● **ENTRIES SUPPLIED**:
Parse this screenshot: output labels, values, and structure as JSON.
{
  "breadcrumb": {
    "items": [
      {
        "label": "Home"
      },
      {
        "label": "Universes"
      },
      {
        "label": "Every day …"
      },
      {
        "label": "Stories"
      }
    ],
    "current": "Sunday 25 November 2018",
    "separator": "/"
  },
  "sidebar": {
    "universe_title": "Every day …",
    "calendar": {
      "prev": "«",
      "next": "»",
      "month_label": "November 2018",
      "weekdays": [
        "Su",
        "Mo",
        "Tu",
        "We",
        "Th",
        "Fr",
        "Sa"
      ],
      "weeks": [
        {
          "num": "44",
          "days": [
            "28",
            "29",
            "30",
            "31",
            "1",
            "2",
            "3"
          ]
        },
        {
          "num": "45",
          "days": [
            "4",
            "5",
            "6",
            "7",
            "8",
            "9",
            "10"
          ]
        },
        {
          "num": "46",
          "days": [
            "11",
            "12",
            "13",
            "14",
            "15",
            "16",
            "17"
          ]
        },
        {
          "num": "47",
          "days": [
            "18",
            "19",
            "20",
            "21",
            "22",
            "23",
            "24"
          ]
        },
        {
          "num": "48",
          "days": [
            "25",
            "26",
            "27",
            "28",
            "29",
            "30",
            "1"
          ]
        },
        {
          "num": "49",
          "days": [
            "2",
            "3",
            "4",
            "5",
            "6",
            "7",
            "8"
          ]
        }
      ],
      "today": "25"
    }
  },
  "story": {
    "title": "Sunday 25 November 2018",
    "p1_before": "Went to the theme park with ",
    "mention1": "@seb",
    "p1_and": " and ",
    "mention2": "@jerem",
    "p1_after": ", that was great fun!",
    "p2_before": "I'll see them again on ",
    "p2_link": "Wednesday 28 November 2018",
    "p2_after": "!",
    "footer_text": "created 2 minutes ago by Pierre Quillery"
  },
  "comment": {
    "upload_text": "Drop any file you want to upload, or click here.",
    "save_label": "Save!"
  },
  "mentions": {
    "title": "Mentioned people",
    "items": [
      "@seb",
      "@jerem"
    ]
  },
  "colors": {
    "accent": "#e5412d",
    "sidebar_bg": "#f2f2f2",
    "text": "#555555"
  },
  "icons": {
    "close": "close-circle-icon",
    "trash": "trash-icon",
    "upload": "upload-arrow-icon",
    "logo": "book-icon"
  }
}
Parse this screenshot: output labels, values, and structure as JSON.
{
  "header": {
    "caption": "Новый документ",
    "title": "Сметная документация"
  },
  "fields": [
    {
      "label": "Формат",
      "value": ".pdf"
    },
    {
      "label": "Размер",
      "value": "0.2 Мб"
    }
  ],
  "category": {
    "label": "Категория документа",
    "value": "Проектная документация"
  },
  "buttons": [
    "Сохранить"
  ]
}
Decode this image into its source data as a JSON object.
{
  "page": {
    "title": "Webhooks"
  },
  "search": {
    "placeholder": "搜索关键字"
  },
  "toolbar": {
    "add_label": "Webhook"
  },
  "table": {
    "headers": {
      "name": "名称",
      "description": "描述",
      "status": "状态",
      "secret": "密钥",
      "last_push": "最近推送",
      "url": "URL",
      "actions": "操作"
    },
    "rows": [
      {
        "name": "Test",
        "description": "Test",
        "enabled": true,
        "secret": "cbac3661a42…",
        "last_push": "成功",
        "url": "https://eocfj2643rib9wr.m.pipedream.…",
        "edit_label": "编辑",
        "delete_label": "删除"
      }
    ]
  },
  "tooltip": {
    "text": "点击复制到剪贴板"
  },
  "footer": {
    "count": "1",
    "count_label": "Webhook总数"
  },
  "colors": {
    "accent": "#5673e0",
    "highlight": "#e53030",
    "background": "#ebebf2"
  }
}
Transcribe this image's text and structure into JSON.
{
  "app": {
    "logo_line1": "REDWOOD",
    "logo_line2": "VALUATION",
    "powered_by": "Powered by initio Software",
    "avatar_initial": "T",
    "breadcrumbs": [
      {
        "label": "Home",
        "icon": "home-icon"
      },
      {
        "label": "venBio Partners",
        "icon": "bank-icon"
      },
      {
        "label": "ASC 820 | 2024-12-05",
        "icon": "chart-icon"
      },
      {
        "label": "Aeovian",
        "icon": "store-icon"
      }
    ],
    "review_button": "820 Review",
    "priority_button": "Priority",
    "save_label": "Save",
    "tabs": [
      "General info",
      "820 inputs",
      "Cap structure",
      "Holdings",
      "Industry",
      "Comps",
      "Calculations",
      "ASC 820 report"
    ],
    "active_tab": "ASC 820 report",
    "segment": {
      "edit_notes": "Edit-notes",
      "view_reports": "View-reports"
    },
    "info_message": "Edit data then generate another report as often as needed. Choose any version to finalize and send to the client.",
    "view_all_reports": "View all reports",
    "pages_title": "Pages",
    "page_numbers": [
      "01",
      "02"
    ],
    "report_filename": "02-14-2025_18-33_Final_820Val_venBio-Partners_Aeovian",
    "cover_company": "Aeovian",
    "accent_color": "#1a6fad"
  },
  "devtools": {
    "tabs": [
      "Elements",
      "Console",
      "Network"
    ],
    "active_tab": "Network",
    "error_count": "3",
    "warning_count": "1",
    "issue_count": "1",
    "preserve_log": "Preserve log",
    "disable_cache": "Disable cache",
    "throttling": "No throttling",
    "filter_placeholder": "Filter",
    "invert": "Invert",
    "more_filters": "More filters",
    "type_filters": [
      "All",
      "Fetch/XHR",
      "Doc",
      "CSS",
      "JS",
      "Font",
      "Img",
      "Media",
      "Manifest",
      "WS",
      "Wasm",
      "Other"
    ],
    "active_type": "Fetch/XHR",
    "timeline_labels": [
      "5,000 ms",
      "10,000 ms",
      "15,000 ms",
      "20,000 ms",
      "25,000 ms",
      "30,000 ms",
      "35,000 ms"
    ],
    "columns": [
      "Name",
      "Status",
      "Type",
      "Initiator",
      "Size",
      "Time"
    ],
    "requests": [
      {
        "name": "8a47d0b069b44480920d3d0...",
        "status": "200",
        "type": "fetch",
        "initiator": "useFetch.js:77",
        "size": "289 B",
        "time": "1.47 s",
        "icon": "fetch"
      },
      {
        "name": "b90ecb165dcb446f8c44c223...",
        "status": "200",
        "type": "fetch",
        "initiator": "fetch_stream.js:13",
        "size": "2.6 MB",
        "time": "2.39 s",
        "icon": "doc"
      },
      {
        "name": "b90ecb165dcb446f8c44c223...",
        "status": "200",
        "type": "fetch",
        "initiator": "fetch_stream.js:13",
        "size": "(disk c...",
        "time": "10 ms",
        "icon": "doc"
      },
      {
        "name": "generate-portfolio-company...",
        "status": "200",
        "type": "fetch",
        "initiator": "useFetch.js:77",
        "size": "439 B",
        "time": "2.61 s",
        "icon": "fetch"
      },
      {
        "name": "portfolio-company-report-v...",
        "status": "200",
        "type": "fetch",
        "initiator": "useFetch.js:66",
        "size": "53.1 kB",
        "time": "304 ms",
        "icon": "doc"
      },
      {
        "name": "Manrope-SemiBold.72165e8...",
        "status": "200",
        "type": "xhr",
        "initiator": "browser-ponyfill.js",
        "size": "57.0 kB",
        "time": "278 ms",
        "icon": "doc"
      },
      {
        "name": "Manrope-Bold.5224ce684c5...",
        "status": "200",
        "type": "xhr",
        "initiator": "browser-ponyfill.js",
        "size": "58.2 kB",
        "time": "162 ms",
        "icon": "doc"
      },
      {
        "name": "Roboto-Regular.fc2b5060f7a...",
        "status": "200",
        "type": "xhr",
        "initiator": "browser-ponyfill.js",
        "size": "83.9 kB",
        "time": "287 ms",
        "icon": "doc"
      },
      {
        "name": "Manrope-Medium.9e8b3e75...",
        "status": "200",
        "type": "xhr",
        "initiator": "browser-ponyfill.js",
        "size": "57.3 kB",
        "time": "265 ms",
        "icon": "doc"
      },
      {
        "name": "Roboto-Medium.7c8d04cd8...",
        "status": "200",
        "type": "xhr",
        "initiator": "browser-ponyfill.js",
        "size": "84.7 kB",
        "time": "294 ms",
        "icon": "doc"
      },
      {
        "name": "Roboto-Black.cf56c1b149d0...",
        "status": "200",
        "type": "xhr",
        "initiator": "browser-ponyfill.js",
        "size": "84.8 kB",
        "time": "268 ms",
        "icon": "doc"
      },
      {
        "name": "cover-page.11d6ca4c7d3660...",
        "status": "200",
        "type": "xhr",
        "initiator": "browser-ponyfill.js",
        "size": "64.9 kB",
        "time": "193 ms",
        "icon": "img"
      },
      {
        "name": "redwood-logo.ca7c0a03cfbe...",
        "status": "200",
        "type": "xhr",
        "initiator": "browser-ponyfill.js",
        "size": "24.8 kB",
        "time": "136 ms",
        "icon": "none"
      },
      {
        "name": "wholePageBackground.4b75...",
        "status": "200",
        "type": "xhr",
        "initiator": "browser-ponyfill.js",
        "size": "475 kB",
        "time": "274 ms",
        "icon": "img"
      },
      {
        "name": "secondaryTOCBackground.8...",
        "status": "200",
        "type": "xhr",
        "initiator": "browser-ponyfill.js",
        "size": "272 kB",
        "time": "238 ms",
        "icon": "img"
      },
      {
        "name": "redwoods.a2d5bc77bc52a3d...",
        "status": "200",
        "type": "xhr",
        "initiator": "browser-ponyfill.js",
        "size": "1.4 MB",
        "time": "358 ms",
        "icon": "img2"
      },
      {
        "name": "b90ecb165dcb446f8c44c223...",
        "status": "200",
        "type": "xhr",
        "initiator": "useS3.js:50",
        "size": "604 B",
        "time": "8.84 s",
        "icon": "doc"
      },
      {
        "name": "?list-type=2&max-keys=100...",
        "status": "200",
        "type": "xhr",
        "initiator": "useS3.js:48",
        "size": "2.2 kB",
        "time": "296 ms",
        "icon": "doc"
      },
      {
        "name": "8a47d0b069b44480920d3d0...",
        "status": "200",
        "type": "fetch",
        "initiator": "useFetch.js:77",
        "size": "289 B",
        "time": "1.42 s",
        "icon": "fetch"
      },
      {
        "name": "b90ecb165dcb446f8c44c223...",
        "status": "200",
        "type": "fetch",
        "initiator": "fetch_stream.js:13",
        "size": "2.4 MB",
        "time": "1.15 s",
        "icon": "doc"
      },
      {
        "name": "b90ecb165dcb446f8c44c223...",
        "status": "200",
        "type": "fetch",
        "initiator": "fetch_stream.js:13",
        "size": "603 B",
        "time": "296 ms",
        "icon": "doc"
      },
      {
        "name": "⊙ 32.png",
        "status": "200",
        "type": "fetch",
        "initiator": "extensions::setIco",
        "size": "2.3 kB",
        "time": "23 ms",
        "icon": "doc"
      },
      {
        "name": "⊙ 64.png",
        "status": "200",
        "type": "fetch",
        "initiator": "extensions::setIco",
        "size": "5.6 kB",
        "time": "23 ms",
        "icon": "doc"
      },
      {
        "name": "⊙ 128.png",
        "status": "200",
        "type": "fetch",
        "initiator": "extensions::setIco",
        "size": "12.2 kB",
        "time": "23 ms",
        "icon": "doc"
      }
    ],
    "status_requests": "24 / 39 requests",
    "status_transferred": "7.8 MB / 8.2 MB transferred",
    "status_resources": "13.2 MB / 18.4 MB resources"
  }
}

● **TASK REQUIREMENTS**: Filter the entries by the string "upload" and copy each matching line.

● **ANSWER FOR THE TASK**:
    "upload_text": "Drop any file you want to upload, or click here.",
    "upload": "upload-arrow-icon",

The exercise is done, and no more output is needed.